New Delhi: The Delhi High Court on Thursday allowed the Central Bureau of Investigation to withdraw its application seeking permission to further the probe in Bofors case. Even private petitioner Ajay Aggarwal sought withdrawal of the plea in the politically sensitive Rs 64-crore Bofors payoff case. The next hearing in the case has been scheduled for July 6. Also Read - PNB Scam Case: After Nirav Modi Loses Legal Fight, India Says Will Liaise With UK For His Early Extradition | Key Points
After the CBI informed the court of its decision to withdraw the plea, the Delhi High court judge said, “For the reason best known to the CBI, in case they want to withdraw the application, they have the right as they are the applicants.” Also Read - Republic Day Violence: Delhi Court Sends Actor-Activist Deep Sidhu To 14-Day Judicial Custody
The agency also told Chief Metropolitan Magistrate Navin Kumar Kashyap that it wants to withdraw the application filed on February 1, 2018. Also Read - CBI Summons TMC Leader Abhishek Banerjee's Wife in Coal Smuggling Case Weeks Ahead of Bengal Polls
The CBI had also filed an appeal in the Supreme Court on February 2, 2018, against the May 31, 2005 verdict of the Delhi high Court discharging all the accused in the case.
The apex court had on November 2, 2018, dismissed CBI’s appeal in which it had sought condonation of the 13-year delay in filing the appeal against the high court judgment. The apex court had said that it was not convinced with the grounds of the CBI to condone over 4,500 days’ delay in filing the appeal.
However, one of the appeals is still alive in the apex court in which CBI is one of the respondents and the top court on November 2, 2018, said that the agency can assist in the matter as respondent. The apex court said the CBI can raise all grounds in the appeal against the high court verdict filed by advocate Ajay Agrawal who has also challenged the judgement.
Agrawal, who has now become a rebel BJP leader after he was denied Lok Sabha ticket from Rai Bareilly in Uttar Pradesh, in 2005 had challenged the high court verdict after the CBI did not file the appeal in the mandatory 90 days period.
The Rs 1,437-crore deal between India and Swedish arms manufacturer AB Bofors for the supply of 400 155mm howitzer guns for the Indian Army was entered into on March 24, 1986.

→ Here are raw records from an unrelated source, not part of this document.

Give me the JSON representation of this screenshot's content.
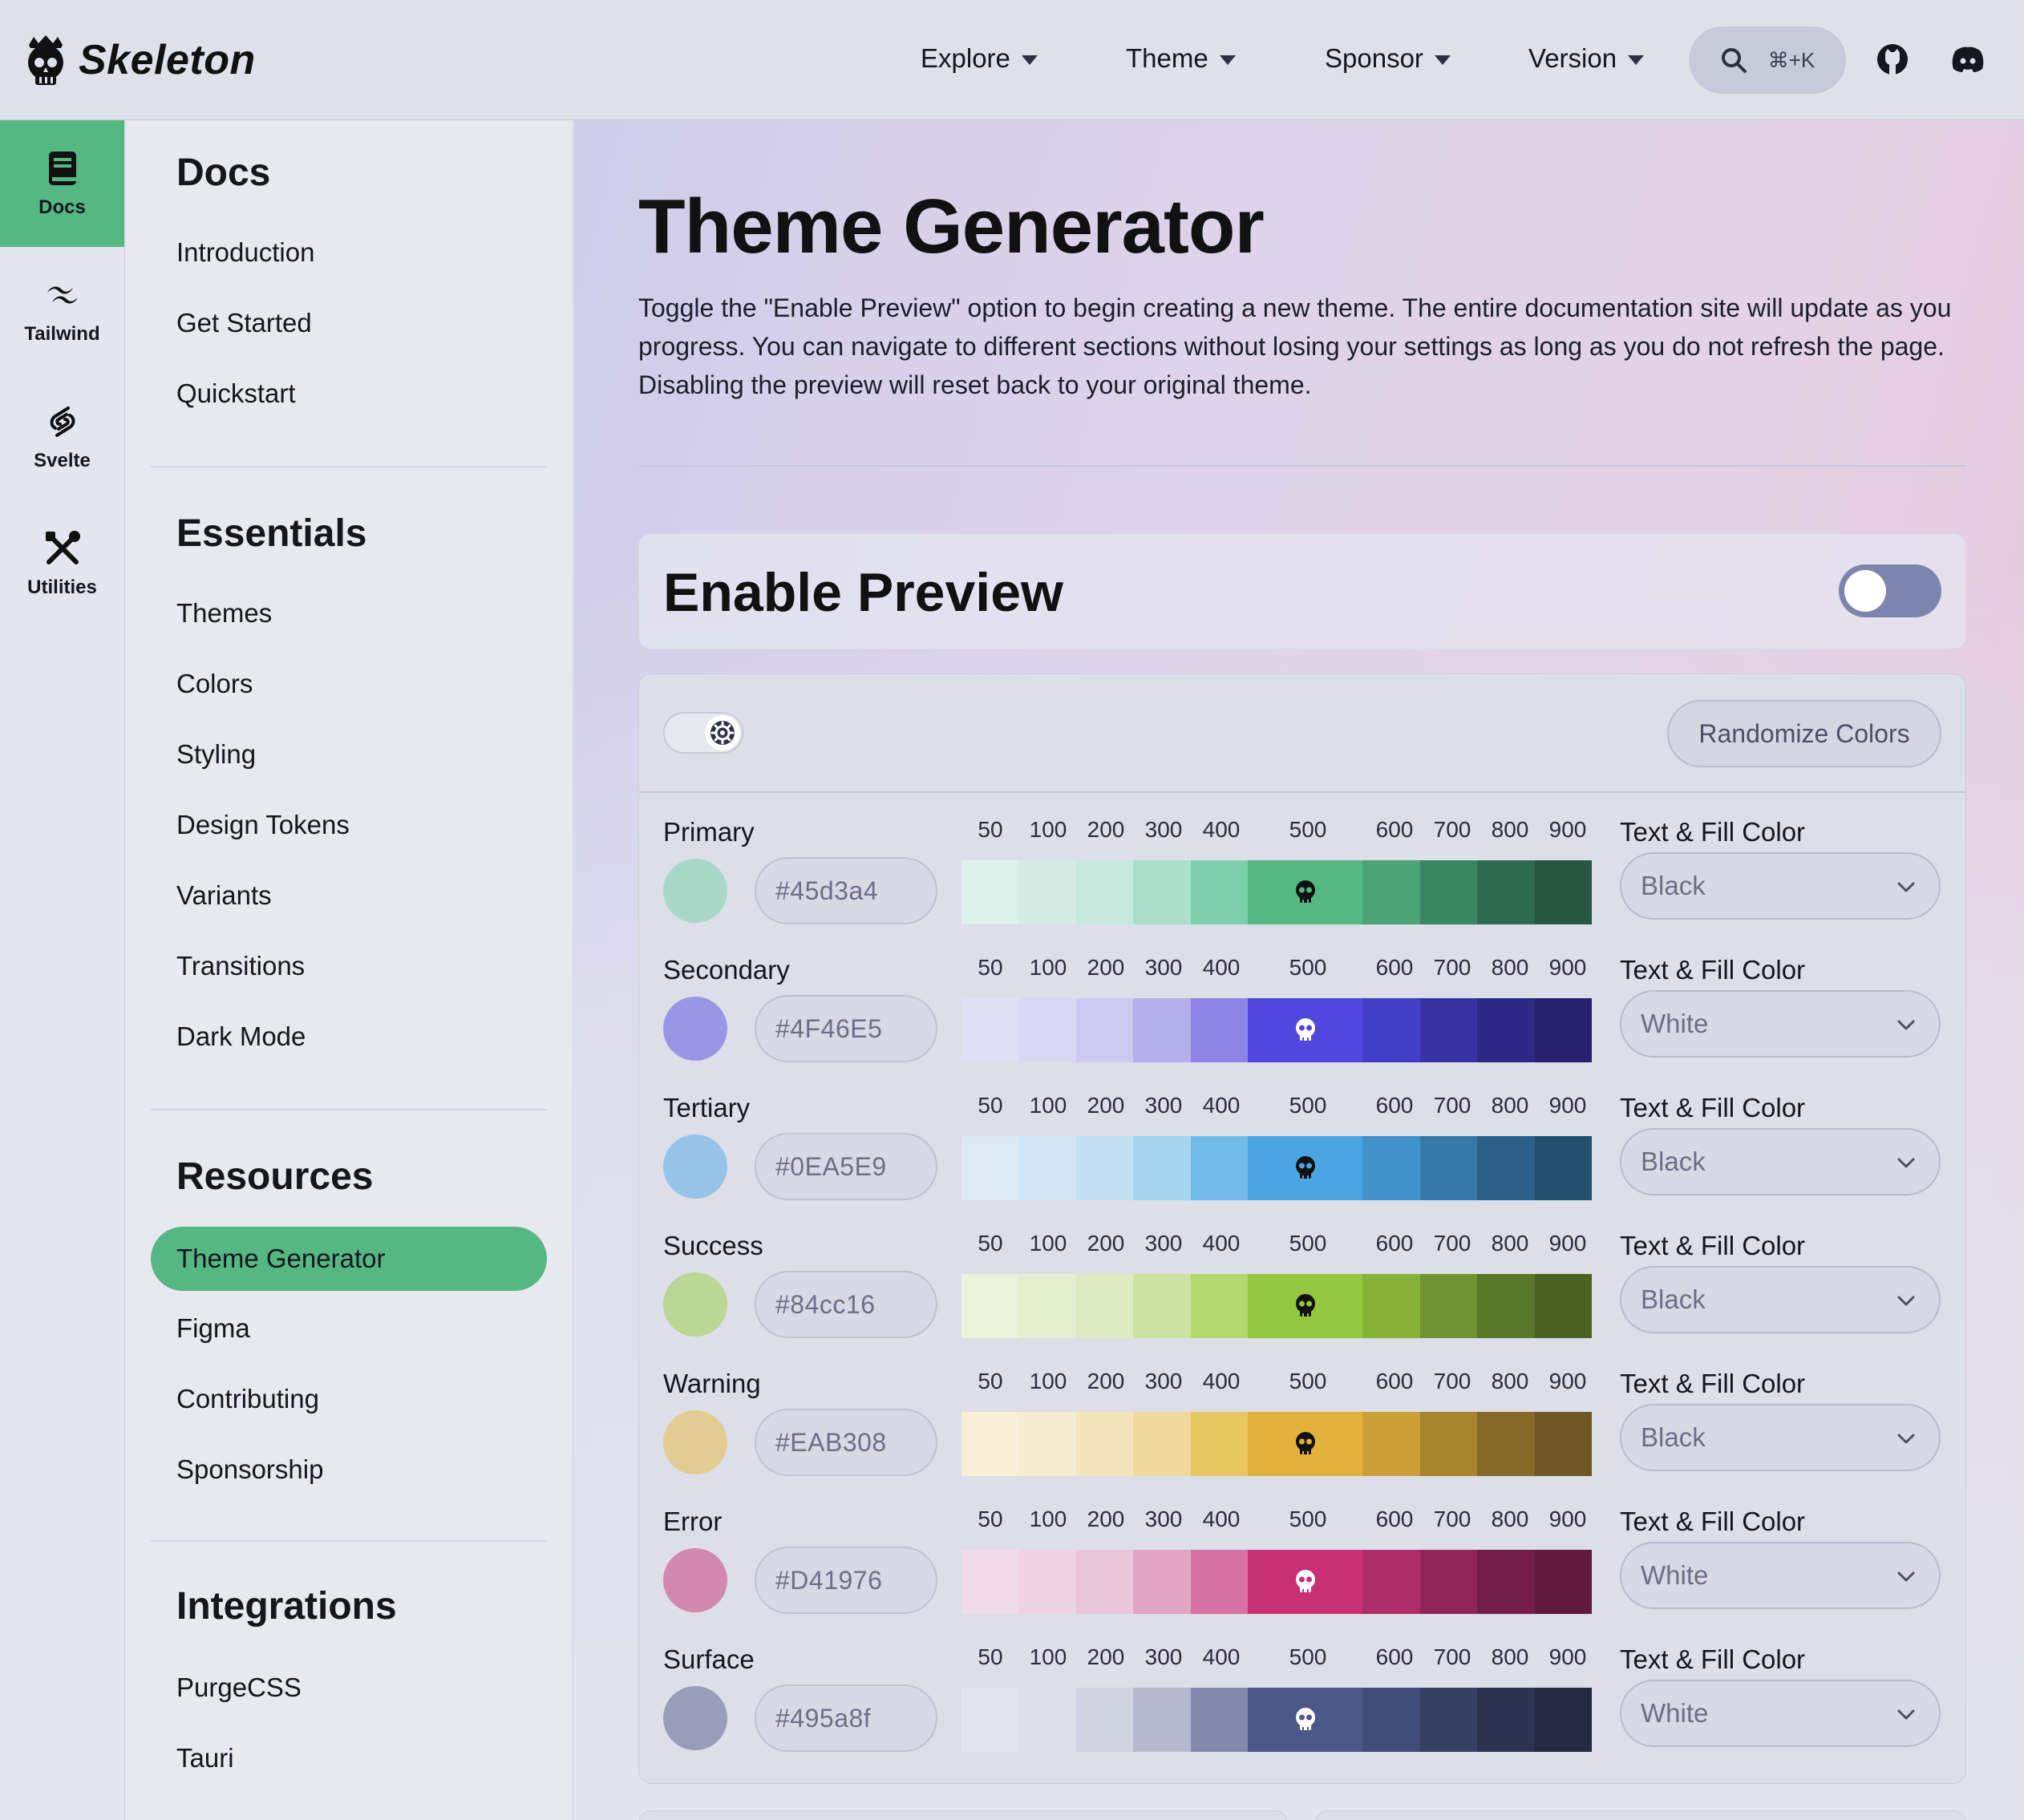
{
  "brand": {
    "name": "Skeleton"
  },
  "topnav": {
    "items": [
      {
        "label": "Explore"
      },
      {
        "label": "Theme"
      },
      {
        "label": "Sponsor"
      },
      {
        "label": "Version"
      }
    ],
    "search_shortcut": "⌘+K",
    "icons": [
      "search-icon",
      "github-icon",
      "discord-icon"
    ]
  },
  "rail": {
    "items": [
      {
        "label": "Docs",
        "icon": "book-icon",
        "active": true
      },
      {
        "label": "Tailwind",
        "icon": "tailwind-icon"
      },
      {
        "label": "Svelte",
        "icon": "svelte-icon"
      },
      {
        "label": "Utilities",
        "icon": "tools-icon"
      }
    ]
  },
  "sidebar": {
    "sections": [
      {
        "title": "Docs",
        "links": [
          "Introduction",
          "Get Started",
          "Quickstart"
        ]
      },
      {
        "title": "Essentials",
        "links": [
          "Themes",
          "Colors",
          "Styling",
          "Design Tokens",
          "Variants",
          "Transitions",
          "Dark Mode"
        ]
      },
      {
        "title": "Resources",
        "links": [
          "Theme Generator",
          "Figma",
          "Contributing",
          "Sponsorship"
        ],
        "active": "Theme Generator"
      },
      {
        "title": "Integrations",
        "links": [
          "PurgeCSS",
          "Tauri"
        ]
      }
    ]
  },
  "page": {
    "title": "Theme Generator",
    "description": "Toggle the \"Enable Preview\" option to begin creating a new theme. The entire documentation site will update as you progress. You can navigate to different sections without losing your settings as long as you do not refresh the page. Disabling the preview will reset back to your original theme."
  },
  "preview": {
    "title": "Enable Preview",
    "enabled": false
  },
  "generator": {
    "randomize_label": "Randomize Colors",
    "shade_labels": [
      "50",
      "100",
      "200",
      "300",
      "400",
      "500",
      "600",
      "700",
      "800",
      "900"
    ],
    "fill_label": "Text & Fill Color",
    "rows": [
      {
        "name": "Primary",
        "hex": "#45d3a4",
        "fill": "Black",
        "dot": "#a8d9c8",
        "shades": [
          "#dbf1ea",
          "#d3ede5",
          "#c6e9dd",
          "#a9dfcb",
          "#7dcfac",
          "#55b882",
          "#4aa275",
          "#3a8661",
          "#2e6b4e",
          "#27573f"
        ],
        "skull": "#111111"
      },
      {
        "name": "Secondary",
        "hex": "#4F46E5",
        "fill": "White",
        "dot": "#9a96e6",
        "shades": [
          "#e0e0f5",
          "#d9d8f4",
          "#cccaf2",
          "#b3b0ec",
          "#8c85e6",
          "#5048de",
          "#433ec8",
          "#3833a4",
          "#2d2984",
          "#262270"
        ],
        "skull": "#ffffff"
      },
      {
        "name": "Tertiary",
        "hex": "#0EA5E9",
        "fill": "Black",
        "dot": "#96c3e8",
        "shades": [
          "#dbeaf5",
          "#d1e6f5",
          "#c2e0f4",
          "#a5d4ef",
          "#72bbe9",
          "#4aa5e3",
          "#3f92cc",
          "#3479a8",
          "#2b6188",
          "#245070"
        ],
        "skull": "#111111"
      },
      {
        "name": "Success",
        "hex": "#84cc16",
        "fill": "Black",
        "dot": "#bad795",
        "shades": [
          "#eaf2d9",
          "#e4efd0",
          "#dcebc1",
          "#cde3a1",
          "#b3d96f",
          "#94c640",
          "#86b23a",
          "#6f9431",
          "#587728",
          "#496222"
        ],
        "skull": "#111111"
      },
      {
        "name": "Warning",
        "hex": "#EAB308",
        "fill": "Black",
        "dot": "#e3cc92",
        "shades": [
          "#f7efd8",
          "#f6ecd0",
          "#f4e5bd",
          "#efd99c",
          "#e8c660",
          "#e2b23c",
          "#cc9f36",
          "#a8842f",
          "#876a28",
          "#6e5722"
        ],
        "skull": "#111111"
      },
      {
        "name": "Error",
        "hex": "#D41976",
        "fill": "White",
        "dot": "#d388ae",
        "shades": [
          "#f2dbe8",
          "#efd2e2",
          "#ebc6da",
          "#e2a6c5",
          "#d572a3",
          "#c73173",
          "#ae2c68",
          "#902558",
          "#741f48",
          "#5f1a3c"
        ],
        "skull": "#ffffff"
      },
      {
        "name": "Surface",
        "hex": "#495a8f",
        "fill": "White",
        "dot": "#989eba",
        "shades": [
          "#e4e6ef",
          "#dcdee8",
          "#d0d3e0",
          "#b5b9ce",
          "#8189ac",
          "#4a5787",
          "#414c78",
          "#363f64",
          "#2c3351",
          "#252a43"
        ],
        "skull": "#ffffff"
      }
    ]
  }
}
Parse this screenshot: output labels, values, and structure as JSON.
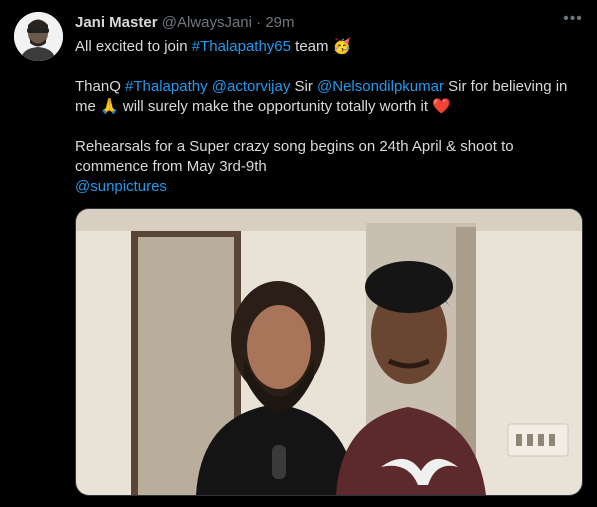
{
  "tweet": {
    "author_name": "Jani Master",
    "author_handle": "@AlwaysJani",
    "separator": "·",
    "time": "29m",
    "more_label": "•••",
    "line1_text": "All excited to join ",
    "line1_hashtag": "#Thalapathy65",
    "line1_tail": " team ",
    "line1_emoji": "🥳",
    "line2_text1": "ThanQ ",
    "line2_hashtag": "#Thalapathy",
    "line2_space": " ",
    "line2_mention1": "@actorvijay",
    "line2_text2": " Sir ",
    "line2_mention2": "@Nelsondilpkumar",
    "line2_text3": " Sir for believing in me ",
    "line2_emoji1": "🙏",
    "line2_text4": " will surely make the opportunity totally worth it ",
    "line2_emoji2": "❤️",
    "line3_text": "Rehearsals for a Super crazy song begins on 24th April & shoot to commence from May 3rd-9th",
    "line3_mention": "@sunpictures"
  },
  "colors": {
    "background": "#000000",
    "text": "#d9d9d9",
    "muted": "#6e767d",
    "link": "#1d9bf0",
    "heart": "#e0245e"
  }
}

Swedish Radio on April 16, 1987, claimed that the company had paid bribes to top Indian politicians and defence personnel. The CBI on January 22, 1990, registered the FIR for alleged offences of criminal conspiracy, cheating and forgery under the India Penal Code and other sections of the Prevention of Corruption Act against Martin Ardbo, the then president of AB Bofors, alleged middleman Win Chadda and the Hinduja brothers. (With agency inputs)